Map of Boston , c.a. 1776
This map shows the area surronding Boston at the time of the siege in 1776. It was drawn by Colonel Henry B Carrington, U.S. Army and appears in his book "Battle of the American Revolution 1775-1781...."published in 1877 (USAMHI Rare Book

If you play word association with Aca,!A"March 17Aca,!A? and Aca,!A"Boston,Aca,!A? most Americans would say: Aca,!A"Saint PatrickAca,!a,,cs DayAca,!A? or maybe Aca,!A"Saint PatrickAca,!a,,cs Day Parade in South Boston.Aca,!A? There is, however, another holiday associated with that day and city -- Evacuation Day.

After the clashes at Lexington and Concord in April of 1775, the British troops fell back to the city of Boston, and Massachusetts minutemen and other militia took positions outside the city. As more volunteers arrived from other parts of New England, the rudiments of an army took shape in a siege of the British garrison in Boston. In accord with orders from the Continental Congress, George Washington assumed command of the force on June 15, 1775, and slowly created more order among the militia and volunteers.

The siege dragged on into the winter months. The British, backed by the ships of the Royal Navy, seemed content to stay in the city and wait out the men of the new Continental Army and the state contingents. Events took a more serious turn early in 1776. Henry Knox, an artillery officer of the prewar Massachusetts militia, supervised transporting captured cannon from Fort Ticonderoga by sledges over the snow to Boston. Backed by numerous cannon, Washington could now conduct a more active siege of the city.

In a carefully planned operation, American troops seized the hill tops of Dorchester Heights and Nooks Hill south of the city on March 5 and hauled guns to siege works constructed on the hills. From these closer points of high ground, the American guns could now command the neck of land connecting the main area of the city to the broader plains to the south and west. The artillery also threatened to deny the Royal Navy its safe anchorage in Boston Harbor.

After some negotiations, it was agreed that the British would be allowed to evacuate the city, unmolested; they, in turn, agreed not to set the city on fire. On March 17, the British formally completed the evacuation and the Americans took charge of Boston. WashingtonAca,!a,,cs General Order of the Day, officially announcing these events, began as usual with the Parole and Countersign of the day for the guards -- Parole: Aca,!A"BostonAca,!A?; Countersign: Aca,!A"St. Patrick.Aca,!A?
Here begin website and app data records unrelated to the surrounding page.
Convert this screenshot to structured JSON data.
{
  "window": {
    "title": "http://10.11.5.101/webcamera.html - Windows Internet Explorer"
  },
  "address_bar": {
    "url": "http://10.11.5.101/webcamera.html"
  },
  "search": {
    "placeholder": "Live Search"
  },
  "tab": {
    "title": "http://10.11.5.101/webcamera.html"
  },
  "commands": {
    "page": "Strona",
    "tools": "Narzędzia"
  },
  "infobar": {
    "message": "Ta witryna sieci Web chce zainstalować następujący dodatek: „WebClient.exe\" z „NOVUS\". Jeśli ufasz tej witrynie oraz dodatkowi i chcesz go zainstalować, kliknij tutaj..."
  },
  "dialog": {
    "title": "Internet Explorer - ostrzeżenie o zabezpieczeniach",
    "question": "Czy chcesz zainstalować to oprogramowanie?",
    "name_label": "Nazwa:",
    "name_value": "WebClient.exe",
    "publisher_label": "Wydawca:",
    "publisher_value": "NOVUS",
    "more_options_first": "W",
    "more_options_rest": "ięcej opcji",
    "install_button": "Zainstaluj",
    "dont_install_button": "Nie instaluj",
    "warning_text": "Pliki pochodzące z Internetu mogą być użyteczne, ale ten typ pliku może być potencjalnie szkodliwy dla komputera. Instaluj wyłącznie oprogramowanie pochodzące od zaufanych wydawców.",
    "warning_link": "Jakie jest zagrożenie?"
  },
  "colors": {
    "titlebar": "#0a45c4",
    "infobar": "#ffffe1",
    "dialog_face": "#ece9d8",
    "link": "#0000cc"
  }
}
In 1901, the cities of Boston, Cambridge, and Somerville, Massachusetts, made Evacuation Day a local holiday.

Page last updated Mon March 3rd, 2008 at 16:14